With that being said, I don’t see the big ask in this. It’s a moment of resurrection of vigilance, where stakeholders, from policymakers to developers, must ensure that the potential of AI is harnessed responsibly and ethically. It's a call for transparency, robust regulations, and ongoing dialogues that prioritize the well-being and safety of individuals, society, and the ever-evolving digital landscape.
So, what about bias?
Ever since the world witnessed Keanu Reeves fighting The Matrix, it has been a stark reminder that, much like the virtual reality depicted in the film, the biases inherent in AI can similarly obscure our perception of reality and blind human intelligence to the nuances and complexities of the world we live in. And, vice versa. The above chat is a jist.
We’ve come a long way and managed to eliminate most bias, as we see most AI tools with improved algorithms, it can never be completely eliminated.
Experts argue that this responsibility falls on all of us. They claim that there are no quick fixes and that this is a process that is most efficient and effective when taken care of from the start.
So, what can you do about it?
Educate: Read more and stay on top of your game when it comes to the latest AI regulations and updates.
Mitigate: When introducing AI to your organization or working on it individually, consider the worst-case scenario and make sure to familiarize yourself with right and wrong AI practices.

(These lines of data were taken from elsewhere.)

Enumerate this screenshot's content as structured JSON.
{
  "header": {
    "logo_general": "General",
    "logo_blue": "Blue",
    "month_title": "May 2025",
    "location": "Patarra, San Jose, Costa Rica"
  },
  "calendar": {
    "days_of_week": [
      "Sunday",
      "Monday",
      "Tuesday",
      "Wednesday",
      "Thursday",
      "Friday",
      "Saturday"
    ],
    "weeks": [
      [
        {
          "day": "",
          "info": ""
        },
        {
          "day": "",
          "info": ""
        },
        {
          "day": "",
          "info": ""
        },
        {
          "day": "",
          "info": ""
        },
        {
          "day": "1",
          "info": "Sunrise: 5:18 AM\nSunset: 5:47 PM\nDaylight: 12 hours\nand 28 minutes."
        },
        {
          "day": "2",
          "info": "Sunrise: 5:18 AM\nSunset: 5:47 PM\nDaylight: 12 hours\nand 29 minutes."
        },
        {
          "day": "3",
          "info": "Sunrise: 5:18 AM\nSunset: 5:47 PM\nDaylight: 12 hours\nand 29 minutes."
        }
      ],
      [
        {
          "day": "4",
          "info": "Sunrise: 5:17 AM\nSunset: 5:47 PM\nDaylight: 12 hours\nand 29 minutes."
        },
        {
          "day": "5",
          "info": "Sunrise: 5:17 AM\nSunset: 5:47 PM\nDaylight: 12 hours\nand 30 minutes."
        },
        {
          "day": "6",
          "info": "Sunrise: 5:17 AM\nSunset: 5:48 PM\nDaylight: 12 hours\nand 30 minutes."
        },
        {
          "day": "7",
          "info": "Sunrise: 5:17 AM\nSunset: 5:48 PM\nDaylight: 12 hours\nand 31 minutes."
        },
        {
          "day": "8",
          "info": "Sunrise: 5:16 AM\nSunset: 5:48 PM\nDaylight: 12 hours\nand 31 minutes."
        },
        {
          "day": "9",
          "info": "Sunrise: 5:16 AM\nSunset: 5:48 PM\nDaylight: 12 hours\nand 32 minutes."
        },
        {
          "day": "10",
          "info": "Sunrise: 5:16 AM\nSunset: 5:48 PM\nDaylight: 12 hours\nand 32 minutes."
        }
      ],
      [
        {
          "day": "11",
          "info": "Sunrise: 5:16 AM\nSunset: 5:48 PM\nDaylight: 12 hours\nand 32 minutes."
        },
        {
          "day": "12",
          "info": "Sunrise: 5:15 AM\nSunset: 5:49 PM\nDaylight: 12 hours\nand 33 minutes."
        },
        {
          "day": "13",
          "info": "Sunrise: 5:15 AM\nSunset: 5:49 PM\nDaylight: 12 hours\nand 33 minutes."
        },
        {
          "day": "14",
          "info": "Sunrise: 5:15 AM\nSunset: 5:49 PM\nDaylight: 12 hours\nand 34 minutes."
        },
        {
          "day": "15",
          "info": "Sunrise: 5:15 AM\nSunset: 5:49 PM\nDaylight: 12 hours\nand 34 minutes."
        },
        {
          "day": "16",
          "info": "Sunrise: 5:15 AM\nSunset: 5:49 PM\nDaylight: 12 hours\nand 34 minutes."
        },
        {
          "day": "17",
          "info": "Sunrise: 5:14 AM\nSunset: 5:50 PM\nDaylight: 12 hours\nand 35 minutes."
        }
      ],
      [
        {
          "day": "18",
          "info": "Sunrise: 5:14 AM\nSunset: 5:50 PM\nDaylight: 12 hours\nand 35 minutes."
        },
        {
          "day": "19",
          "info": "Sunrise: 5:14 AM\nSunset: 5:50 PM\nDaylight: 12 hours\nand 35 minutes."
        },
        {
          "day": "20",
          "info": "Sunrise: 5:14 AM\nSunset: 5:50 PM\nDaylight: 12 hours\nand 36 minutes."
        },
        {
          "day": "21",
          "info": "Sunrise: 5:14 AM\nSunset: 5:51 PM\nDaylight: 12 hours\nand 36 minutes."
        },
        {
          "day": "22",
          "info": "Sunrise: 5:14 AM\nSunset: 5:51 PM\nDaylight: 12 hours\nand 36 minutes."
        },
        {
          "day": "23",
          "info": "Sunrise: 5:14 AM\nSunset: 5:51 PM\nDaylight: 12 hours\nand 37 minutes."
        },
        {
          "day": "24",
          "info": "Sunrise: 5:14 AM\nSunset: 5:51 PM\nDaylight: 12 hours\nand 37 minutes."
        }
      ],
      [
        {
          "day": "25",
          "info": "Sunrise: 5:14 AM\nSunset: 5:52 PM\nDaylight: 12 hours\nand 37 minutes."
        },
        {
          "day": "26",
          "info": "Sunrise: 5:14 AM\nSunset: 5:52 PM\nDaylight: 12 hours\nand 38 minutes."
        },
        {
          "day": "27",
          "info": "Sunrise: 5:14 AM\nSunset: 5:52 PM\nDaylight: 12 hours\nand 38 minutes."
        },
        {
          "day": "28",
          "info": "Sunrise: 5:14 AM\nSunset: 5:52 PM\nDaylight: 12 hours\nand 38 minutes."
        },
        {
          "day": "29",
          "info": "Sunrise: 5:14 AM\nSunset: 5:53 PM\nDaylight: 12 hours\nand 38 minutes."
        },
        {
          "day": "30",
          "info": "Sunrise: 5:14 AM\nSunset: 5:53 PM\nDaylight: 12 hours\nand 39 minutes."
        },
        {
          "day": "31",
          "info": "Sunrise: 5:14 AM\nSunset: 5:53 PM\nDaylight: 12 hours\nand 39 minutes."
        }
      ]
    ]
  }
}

Art of Co-existence: Always look for opportunities to integrate the beauty of human emotion and imagination with artificial intelligence and not have yourself or your organization depend on AI to do your job for you.
Trial. Error. Confess: An expert just described to me how he’s always playing the field and indulging in conversations about AI. He discussed how organizations testing AI need to often check on their employees. Are they okay? Do they have a confession to make? Is there a prompt they could’ve worked with differently?
Using tools like ChatGPT, Midjourney, and Runway can make you feel like you're on cloud nine. You'll find yourself accomplishing tasks at lightning speed, faster than you ever thought possible – it's a total rush, and you'll be riding that wave. But, here's the catch: it's essential to take a step back and do some pondering.
This article is part of Communicate's AI Series. All insights were first presented at Communicate's first-ever AI Conference.